§ WHAT TO DO
From the entries, copy out every line in which the word "chevron" is found.

Interface dataset entries
*** Begin section ***
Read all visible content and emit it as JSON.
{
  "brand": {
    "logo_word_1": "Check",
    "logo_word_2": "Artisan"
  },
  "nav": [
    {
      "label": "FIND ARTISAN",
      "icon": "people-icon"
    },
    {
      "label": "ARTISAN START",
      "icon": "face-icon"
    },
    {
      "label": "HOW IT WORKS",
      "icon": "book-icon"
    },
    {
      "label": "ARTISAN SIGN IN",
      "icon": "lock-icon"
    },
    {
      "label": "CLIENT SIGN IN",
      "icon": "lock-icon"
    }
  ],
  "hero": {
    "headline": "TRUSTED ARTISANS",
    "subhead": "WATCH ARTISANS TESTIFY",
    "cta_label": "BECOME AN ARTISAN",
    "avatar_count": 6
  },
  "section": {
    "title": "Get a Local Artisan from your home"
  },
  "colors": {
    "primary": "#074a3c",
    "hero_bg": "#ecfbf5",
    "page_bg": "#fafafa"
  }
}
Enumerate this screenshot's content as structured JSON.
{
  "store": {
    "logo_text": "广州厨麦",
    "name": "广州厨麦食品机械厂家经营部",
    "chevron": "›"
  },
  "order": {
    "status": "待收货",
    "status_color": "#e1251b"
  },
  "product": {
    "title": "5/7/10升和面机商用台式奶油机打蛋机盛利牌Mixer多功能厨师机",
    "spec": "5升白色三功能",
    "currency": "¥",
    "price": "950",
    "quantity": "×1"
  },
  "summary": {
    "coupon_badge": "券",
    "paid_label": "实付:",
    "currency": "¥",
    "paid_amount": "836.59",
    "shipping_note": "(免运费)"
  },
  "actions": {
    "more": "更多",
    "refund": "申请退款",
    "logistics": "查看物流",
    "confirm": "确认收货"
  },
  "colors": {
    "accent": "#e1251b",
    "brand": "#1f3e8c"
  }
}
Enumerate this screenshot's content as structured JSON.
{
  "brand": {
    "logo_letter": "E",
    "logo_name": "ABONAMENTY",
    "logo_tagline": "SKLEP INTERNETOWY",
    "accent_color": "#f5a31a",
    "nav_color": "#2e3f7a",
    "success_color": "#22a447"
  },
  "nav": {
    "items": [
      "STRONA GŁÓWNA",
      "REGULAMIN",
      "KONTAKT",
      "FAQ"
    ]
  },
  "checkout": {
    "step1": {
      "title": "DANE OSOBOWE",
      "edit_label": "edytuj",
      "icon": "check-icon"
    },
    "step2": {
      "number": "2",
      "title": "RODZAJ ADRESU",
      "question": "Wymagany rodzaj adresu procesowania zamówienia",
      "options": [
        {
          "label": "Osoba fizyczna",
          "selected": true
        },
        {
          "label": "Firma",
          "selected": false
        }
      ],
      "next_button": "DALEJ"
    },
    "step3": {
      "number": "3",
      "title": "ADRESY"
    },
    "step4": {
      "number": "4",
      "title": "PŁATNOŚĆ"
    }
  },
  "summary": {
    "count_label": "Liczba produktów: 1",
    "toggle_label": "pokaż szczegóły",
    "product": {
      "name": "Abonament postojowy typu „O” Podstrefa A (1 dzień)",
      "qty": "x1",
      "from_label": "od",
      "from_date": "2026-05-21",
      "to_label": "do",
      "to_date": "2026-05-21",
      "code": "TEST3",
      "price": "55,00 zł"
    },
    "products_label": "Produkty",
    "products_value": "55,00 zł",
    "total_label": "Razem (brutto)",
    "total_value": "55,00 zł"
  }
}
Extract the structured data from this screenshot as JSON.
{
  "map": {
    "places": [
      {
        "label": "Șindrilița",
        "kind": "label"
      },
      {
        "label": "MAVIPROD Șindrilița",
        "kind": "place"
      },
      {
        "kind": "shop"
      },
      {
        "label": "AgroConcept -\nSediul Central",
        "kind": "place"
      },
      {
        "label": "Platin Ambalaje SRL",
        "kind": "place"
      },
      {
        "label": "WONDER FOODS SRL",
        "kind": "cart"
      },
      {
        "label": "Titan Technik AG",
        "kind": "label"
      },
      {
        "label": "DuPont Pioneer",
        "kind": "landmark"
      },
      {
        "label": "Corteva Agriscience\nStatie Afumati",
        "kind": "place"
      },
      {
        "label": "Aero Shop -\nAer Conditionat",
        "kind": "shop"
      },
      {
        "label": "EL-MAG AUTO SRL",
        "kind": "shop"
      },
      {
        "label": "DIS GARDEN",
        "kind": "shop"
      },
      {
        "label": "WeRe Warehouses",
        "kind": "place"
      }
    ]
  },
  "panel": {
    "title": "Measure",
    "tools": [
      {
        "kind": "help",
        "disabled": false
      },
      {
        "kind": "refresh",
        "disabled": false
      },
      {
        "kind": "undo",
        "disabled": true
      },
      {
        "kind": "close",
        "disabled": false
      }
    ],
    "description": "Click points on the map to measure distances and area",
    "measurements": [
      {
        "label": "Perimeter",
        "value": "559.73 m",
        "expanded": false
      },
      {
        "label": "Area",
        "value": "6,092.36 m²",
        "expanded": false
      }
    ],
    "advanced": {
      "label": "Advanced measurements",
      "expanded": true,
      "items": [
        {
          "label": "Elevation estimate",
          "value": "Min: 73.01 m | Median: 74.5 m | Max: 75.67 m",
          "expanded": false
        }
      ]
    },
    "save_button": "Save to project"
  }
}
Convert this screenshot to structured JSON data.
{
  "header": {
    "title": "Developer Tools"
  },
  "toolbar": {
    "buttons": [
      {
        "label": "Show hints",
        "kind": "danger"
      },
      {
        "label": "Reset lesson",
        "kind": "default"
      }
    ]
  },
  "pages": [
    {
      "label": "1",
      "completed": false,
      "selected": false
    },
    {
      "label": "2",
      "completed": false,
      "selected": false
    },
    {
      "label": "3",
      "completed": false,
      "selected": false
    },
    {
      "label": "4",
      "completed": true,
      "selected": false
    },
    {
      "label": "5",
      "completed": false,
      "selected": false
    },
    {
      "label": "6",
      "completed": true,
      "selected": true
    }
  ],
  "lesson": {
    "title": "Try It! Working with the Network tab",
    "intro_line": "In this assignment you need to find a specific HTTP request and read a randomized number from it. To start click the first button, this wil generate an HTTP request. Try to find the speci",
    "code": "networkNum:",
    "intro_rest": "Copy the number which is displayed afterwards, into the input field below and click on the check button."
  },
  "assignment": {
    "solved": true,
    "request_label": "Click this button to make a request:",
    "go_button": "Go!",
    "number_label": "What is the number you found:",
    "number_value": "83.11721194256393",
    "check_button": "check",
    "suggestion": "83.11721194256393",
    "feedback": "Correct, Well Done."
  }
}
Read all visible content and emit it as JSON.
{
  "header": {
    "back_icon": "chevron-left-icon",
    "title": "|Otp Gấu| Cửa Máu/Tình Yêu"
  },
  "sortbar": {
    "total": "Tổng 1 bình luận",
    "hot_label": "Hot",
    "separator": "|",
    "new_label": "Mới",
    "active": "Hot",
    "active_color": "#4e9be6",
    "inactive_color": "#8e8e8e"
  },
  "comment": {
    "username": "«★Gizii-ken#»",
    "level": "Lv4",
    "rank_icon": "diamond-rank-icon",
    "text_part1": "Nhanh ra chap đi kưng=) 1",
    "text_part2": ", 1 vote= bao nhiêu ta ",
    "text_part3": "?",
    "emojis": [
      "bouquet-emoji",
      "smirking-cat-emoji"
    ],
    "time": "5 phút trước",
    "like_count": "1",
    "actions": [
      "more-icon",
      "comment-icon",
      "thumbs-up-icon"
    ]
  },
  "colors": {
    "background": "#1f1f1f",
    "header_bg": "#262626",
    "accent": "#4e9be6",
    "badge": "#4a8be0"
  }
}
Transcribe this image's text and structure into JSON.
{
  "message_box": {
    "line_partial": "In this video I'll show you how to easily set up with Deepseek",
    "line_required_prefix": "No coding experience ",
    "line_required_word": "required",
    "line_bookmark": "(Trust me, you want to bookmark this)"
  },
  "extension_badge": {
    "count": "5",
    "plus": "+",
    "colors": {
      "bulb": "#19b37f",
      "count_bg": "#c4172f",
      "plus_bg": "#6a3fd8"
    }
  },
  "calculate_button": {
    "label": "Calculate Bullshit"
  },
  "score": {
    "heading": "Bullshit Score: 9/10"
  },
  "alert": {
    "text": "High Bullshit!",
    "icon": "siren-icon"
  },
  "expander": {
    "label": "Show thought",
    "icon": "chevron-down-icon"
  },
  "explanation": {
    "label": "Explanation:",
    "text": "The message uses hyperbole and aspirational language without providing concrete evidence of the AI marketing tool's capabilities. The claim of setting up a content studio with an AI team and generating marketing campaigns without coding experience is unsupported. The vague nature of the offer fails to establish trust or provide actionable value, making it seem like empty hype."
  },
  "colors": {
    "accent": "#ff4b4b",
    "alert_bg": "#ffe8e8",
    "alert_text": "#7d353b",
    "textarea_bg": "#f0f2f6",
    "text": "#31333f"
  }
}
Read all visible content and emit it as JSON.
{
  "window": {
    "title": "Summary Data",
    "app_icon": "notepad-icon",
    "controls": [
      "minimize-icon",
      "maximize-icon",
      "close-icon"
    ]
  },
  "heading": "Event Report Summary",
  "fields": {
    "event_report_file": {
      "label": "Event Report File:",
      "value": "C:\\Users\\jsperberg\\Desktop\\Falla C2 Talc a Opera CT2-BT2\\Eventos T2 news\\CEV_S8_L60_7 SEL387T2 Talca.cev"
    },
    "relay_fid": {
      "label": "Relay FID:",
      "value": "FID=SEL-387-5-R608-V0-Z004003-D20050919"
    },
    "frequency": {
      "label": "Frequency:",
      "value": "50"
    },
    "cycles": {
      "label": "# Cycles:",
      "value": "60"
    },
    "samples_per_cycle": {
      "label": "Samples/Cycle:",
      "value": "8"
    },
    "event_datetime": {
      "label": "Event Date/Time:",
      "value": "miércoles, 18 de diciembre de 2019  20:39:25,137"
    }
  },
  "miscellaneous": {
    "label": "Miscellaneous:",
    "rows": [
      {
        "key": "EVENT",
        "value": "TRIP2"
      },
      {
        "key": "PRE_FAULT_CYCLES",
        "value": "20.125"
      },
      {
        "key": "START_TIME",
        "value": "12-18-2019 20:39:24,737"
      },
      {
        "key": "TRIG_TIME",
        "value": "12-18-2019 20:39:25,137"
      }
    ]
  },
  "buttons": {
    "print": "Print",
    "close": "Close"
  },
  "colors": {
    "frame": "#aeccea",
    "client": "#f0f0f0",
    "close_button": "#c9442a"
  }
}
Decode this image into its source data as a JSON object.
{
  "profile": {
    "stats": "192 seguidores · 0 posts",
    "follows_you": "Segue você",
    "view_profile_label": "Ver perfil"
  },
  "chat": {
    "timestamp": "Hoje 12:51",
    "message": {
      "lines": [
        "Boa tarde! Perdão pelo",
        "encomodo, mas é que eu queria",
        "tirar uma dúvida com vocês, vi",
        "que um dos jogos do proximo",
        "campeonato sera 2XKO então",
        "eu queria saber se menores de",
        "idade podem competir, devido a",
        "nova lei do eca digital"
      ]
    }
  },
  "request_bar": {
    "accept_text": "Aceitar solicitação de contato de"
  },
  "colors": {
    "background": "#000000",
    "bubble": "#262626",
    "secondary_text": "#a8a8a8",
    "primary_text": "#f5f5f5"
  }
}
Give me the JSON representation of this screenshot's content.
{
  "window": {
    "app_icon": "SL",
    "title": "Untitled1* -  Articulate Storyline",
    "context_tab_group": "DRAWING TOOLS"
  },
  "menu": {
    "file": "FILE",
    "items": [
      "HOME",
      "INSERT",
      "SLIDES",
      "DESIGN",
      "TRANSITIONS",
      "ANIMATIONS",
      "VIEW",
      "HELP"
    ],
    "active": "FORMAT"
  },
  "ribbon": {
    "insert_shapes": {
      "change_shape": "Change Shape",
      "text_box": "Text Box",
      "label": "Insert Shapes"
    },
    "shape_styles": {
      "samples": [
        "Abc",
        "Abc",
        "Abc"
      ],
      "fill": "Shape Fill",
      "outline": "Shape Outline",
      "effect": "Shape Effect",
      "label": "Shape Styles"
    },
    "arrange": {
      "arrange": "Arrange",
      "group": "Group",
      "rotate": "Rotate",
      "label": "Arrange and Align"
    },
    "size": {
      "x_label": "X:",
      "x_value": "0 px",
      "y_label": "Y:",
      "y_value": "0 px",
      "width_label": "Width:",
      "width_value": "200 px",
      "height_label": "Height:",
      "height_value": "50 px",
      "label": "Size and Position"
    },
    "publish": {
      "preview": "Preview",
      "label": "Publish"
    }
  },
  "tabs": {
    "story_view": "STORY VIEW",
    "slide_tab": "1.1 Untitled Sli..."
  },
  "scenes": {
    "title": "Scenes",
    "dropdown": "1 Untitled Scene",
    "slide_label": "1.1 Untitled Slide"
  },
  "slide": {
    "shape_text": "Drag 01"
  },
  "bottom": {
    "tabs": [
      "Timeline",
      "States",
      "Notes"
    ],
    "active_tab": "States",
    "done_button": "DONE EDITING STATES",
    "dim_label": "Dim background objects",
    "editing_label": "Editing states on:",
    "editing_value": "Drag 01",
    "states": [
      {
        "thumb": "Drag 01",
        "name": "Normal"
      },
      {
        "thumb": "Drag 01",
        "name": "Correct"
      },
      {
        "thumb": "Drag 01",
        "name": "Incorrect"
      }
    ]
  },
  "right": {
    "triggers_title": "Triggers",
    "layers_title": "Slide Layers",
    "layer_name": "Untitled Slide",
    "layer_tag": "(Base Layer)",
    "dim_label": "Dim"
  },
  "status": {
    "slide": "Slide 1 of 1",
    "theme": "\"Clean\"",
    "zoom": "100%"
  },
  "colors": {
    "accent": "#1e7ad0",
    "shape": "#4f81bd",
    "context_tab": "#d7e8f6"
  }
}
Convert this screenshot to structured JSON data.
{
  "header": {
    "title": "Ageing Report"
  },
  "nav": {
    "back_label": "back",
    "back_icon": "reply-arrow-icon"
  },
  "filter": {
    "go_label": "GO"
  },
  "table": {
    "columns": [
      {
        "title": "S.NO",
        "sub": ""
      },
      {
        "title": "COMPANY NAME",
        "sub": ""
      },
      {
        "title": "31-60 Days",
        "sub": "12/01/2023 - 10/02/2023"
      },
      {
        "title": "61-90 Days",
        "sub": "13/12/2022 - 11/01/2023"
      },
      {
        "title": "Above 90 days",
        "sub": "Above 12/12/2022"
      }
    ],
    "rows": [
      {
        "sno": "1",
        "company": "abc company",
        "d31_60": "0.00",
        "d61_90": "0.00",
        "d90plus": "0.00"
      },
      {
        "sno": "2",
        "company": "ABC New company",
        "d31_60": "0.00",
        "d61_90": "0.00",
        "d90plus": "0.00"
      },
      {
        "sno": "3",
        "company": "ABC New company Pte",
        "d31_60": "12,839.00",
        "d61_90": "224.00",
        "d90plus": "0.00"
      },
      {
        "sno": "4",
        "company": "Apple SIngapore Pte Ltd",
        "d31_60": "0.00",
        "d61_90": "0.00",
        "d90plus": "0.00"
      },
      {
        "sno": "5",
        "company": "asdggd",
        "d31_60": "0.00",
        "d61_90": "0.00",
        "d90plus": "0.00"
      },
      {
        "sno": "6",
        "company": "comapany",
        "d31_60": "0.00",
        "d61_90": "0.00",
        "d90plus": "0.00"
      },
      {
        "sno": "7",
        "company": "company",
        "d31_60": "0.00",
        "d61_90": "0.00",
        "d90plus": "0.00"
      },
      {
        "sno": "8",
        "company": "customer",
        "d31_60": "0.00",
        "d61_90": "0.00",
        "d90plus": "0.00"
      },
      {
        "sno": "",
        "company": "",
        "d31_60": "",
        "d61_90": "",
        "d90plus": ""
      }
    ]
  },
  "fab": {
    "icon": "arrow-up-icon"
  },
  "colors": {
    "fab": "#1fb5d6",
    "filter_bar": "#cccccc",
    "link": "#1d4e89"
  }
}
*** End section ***
§ SOLUTION
    "chevron": "›"
    "back_icon": "chevron-left-icon",
    "icon": "chevron-down-icon"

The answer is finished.